Slam dunk for college’s Basketball Academy
The Leeds City College Basketball Academy’s Men’s I team is celebrating its first full season in style after reaching the semi-finals of the Association of Colleges (AoC) National Basketball Men’s Knockout Cup.
Forming after the success of the first recreation team in 2019, the Basketball Academy strives to give basketball players the chance to play and train like professionals, while studying at college.
Increasing opportunities in the city
Run in partnership with Let’s Do More (LDM), the academy was set up due to a lack of city-wide basketball opportunities for those aged 16 and over. The collaboration with LDM’s community programme has helped to fill this void and provide opportunities for talented local players.
As well as the Men’s I team who will soon be heading to the AoC’s basketball semi-finals, there is an additional men’s and women’s team which began training last summer.
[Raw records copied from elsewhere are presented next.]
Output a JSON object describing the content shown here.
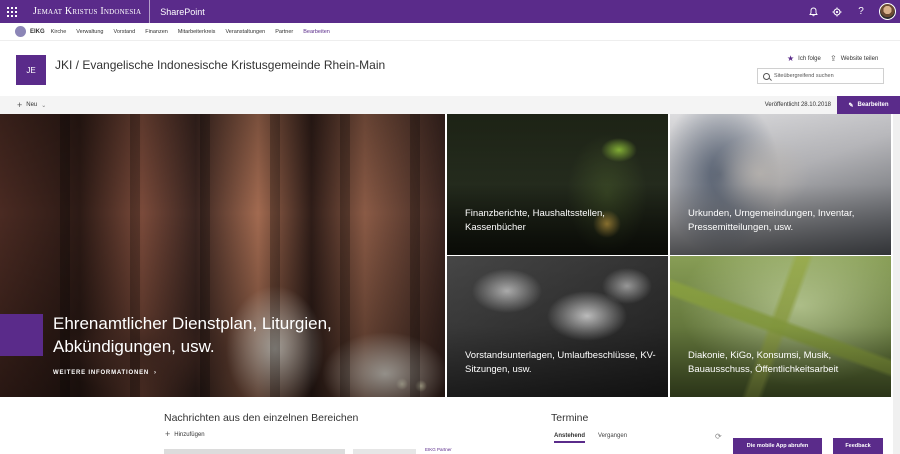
{
  "suite": {
    "brand": "Jemaat Kristus Indonesia",
    "app": "SharePoint",
    "icons": [
      "bell-icon",
      "gear-icon",
      "help-icon"
    ],
    "help_glyph": "?"
  },
  "nav": {
    "site_short": "EIKG",
    "items": [
      "Kirche",
      "Verwaltung",
      "Vorstand",
      "Finanzen",
      "Mitarbeiterkreis",
      "Veranstaltungen",
      "Partner"
    ],
    "edit_label": "Bearbeiten"
  },
  "header": {
    "logo_text": "JE",
    "title": "JKI / Evangelische Indonesische Kristusgemeinde Rhein-Main",
    "follow_label": "Ich folge",
    "share_label": "Website teilen",
    "search_placeholder": "Siteübergreifend suchen"
  },
  "command": {
    "new_label": "Neu",
    "published": "Veröffentlicht 28.10.2018",
    "edit_button": "Bearbeiten"
  },
  "hero": {
    "main": {
      "title": "Ehrenamtlicher Dienstplan, Liturgien, Abkündigungen, usw.",
      "more": "WEITERE INFORMATIONEN"
    },
    "tiles": [
      {
        "text": "Finanzberichte, Haushaltsstellen, Kassenbücher"
      },
      {
        "text": "Urkunden, Urngemeindungen, Inventar, Pressemitteilungen, usw."
      },
      {
        "text": "Vorstandsunterlagen, Umlaufbeschlüsse, KV-Sitzungen, usw."
      },
      {
        "text": "Diakonie, KiGo, Konsumsi, Musik, Bauausschuss, Öffentlichkeitsarbeit"
      }
    ]
  },
  "news": {
    "title": "Nachrichten aus den einzelnen Bereichen",
    "add_label": "Hinzufügen",
    "partner_label": "EIKG Partner"
  },
  "events": {
    "title": "Termine",
    "tab_upcoming": "Anstehend",
    "tab_past": "Vergangen"
  },
  "footer_buttons": {
    "mobile_app": "Die mobile App abrufen",
    "feedback": "Feedback"
  },
  "colors": {
    "accent": "#5a2b8a"
  }
}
The players also compete as a team in Basketball England’s Junior National League as Leeds LDM, where they’re on course to finish as runners up.
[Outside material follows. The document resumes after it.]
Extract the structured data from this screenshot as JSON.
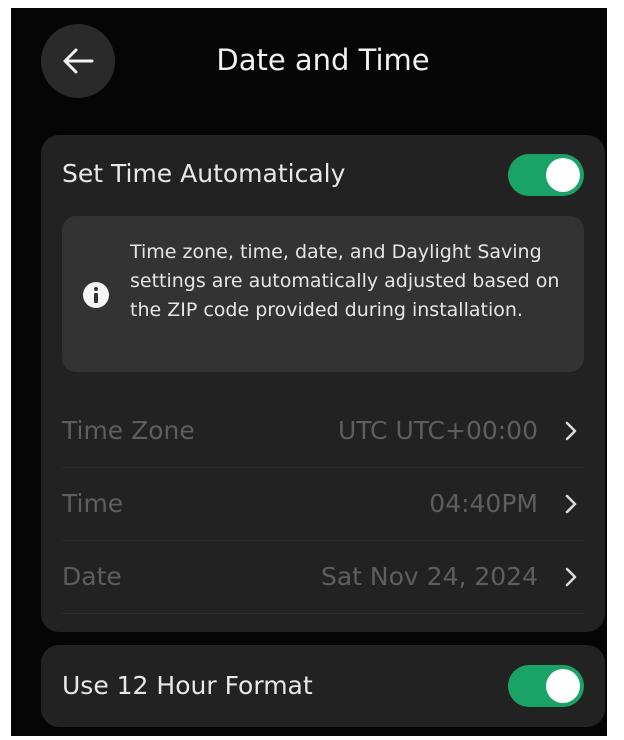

Loran Lewis, founder and director of LDM, has been working closely with the college’s players as they approach their first full season as a basketball academy.
“The teams have worked incredibly hard this season. The Leeds City College LDM basketball programme is relatively new, and there wasn’t much expectation on the players prior to the season beginning – this certainly isn’t the case anymore! Teams know that when they come up against this group, they’ll be in for a good game. The players are tough and work hard defensively, which is a reflection of the coach’s style of play.
“All the players train three times a week on court, and receive professional strength and conditioning training from Abante Performance, which has supported their development. Having the opportunity to play in both AoC and Junior National League competitions has helped, as they’ve had plenty of opportunities to grow as a team on and off the court.
“Basketball’s popularity as a whole is growing, with the undeniable cultural impact the National Basketball Association (NBA) has, paired with the increased visibility of the British Basketball League. The game provides all the benefits you’d expect from a fast-paced sport; excellent for physical fitness, mental health, making friends and a sense of community.”
Hearing from the players
We caught up with some of the academy’s players, Silvia Otokhagua and Alex Torres, to discover what inspires them and delve into their passion for basketball.
What do you enjoy most about being part of the college’s basketball team?
Silvia: “The people! I’ve met many lovely team members who are constantly wanting to improve.”
Alex: “The best part for me is the fact that all of my teammates have a part of their game which is better than mine. This means that when I train with them, I’m always improving my own game.”
Why do you feel it’s important for more women to get involved in basketball?
Silvia: “When I came to England, it was really easy for my brother to find a basketball team, however I struggled to find a women’s team. It’s vital that we encourage more women into basketball, giving them opportunities to get involved and discover such an exciting sport.”
How has the Basketball Academy supported your journey into basketball?
Silvia: “They’re genuinely interested in what I want to achieve, and they help me reach these goals. The academy provides activities such as the 3v3 ball out, which allows me to improve my techniques.”
Alex: “Moving colleges for the Basketball Academy was the best decision I ever made. Not only have I improved as a player, I’ve also come a long way as a person, due to the fact that I gained a lot of confidence while playing in the academy.”
How do you balance your academic studies with basketball practice?
Silvia: “It’s all about managing your time properly. Training is actually a great way to relieve stress during busy academic periods.”
Alex: “Although the academy trains a lot, I still have time to complete my studies. My learning is currently going really well, and I’ve never been in a position where I feel like I’m doing too much.”
What advice would you give to someone wanting to pursue basketball?
Alex: “If you would like to pursue basketball, you should go for it even if you feel like it’s too late. It’s never too late as long as you put in the effort and set your goals.”
Many of the players give thanks to their coach, Norman Francis, who has 30 years experience of coaching national league level teams. A formal professional player, Coach Francis is committed to developing players on and off the court, while maintaining a keen eye for detail and understanding individuals’ roles when performing on the court.
Photo credit goes to Kurt Lee Photography.